Video

Video Obama Goes to UN With Islamic State, Ebola on Agenda

President Obama goes to the United Nations General Assembly to rally nations to support a coalition against Islamic State militants in Iraq and Syria. He also will look for nations to back his plan to fight the Ebola virus in West Africa. As VOA White House correspondent Luis Ramirez reports, Obama’s efforts reflect new moves by the U.S. administration to take a leading role in addressing world crises.
Video

Video Migrants Caught in No-Man's Land Called Calais

The deaths of hundreds of migrants in the Mediterranean this week has only recast the spotlight on the perils of reaching Europe. And for those forunate enough to reach a place like Calais, France, only find that their problems aren't over. Lisa Bryant has the story.
Video

Video Westgate Siege Anniversary Brings Back Painful Memories

One year after it happened, the survivors of the terror attack on Nairobi's Westgate Shopping Mall still cannot shake the images of that tragic incident. For VOA, Mohammed Yusuf tells the story of victims still waiting for the answer to the question 'how could this happen?'
Video

Video Militant Assault in Syria Displaces Thousands of Kurds

A major assault by Islamic State militants on Kurds in Syria has sent a wave of new refugees to the Turkish border, where they were stopped by Turkish border security. Turkey is already hosting about 700,000 Syrian refugees who fled the civil war between the government and the opposition. But the government in Ankara has a history of strained relations with Turkey's Kurdish minority. Zlatica Hoke reports Turkey is asking for international help.
Video

Video Whaling Summit Votes to Uphold Ban on Japan Whale Hunt

The International Whaling Commission, meeting in Slovenia, has voted to uphold a court ruling banning Japan from hunting whales in the Antarctic Ocean. Conservationists hailed the ruling as a victory, but Tokyo says it will submit revised plans for a whale hunt in 2015. Henry Ridgwell reports from London.
Video

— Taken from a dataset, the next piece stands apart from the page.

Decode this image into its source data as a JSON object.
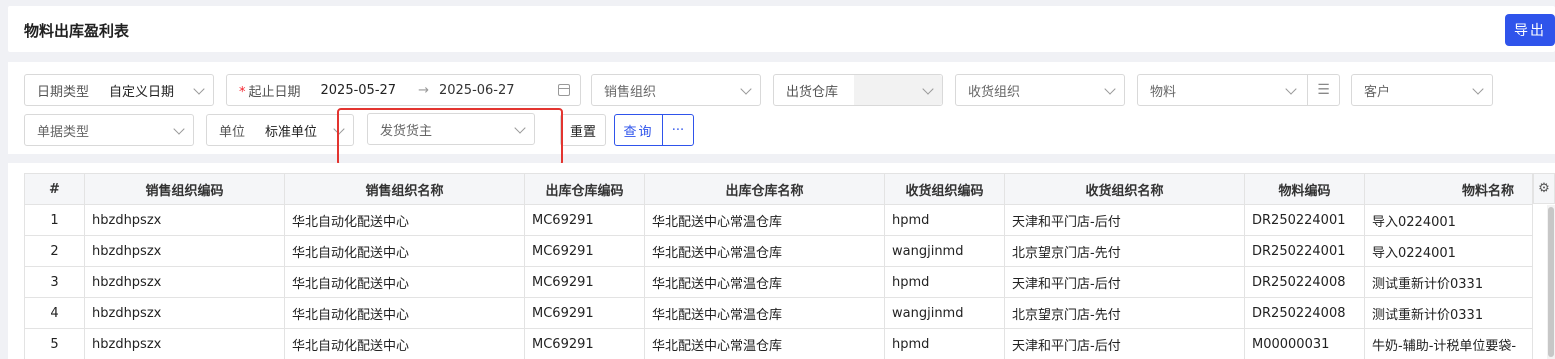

Video A Dinosaur Fit for Land and Water

Residents and tourists in Washington D.C. can now examine a life-size replica of an unusual dinosaur that lived almost a hundred million years ago in northern Africa. Scientists say studying the behemoth named Spinosaurus helps them better understand how some prehistoric animals adapted to life on land and in water. The Spinosaurus replica is on display at the National Geographic museum. VOA’s George Putic has more.
Video

Video Iraqi Kurdistan Church Helps Christian Children Cope find shelter in churches in the Kurdish capital, Irbil

In the past six weeks, tens of thousands of Iraqi Christians have been forced to flee their homes by Islamic State militants and find shelter in churches in the Kurdish capital, Irbil. Despite U.S. airstrikes in the region, the prospect of people returning home is still very low and concerns are starting to grow over the impact this is having on the displaced youth. Sebastian Meyer reports from Irbil on how one church is coping.


Carnage and mayhem are part of daily life in northern Nigeria, the result of a terror campaign by the Islamist group Boko Haram. Fears are growing that Nigeria’s government may not know how to counter it, and may be making things worse. More

AppleAndroid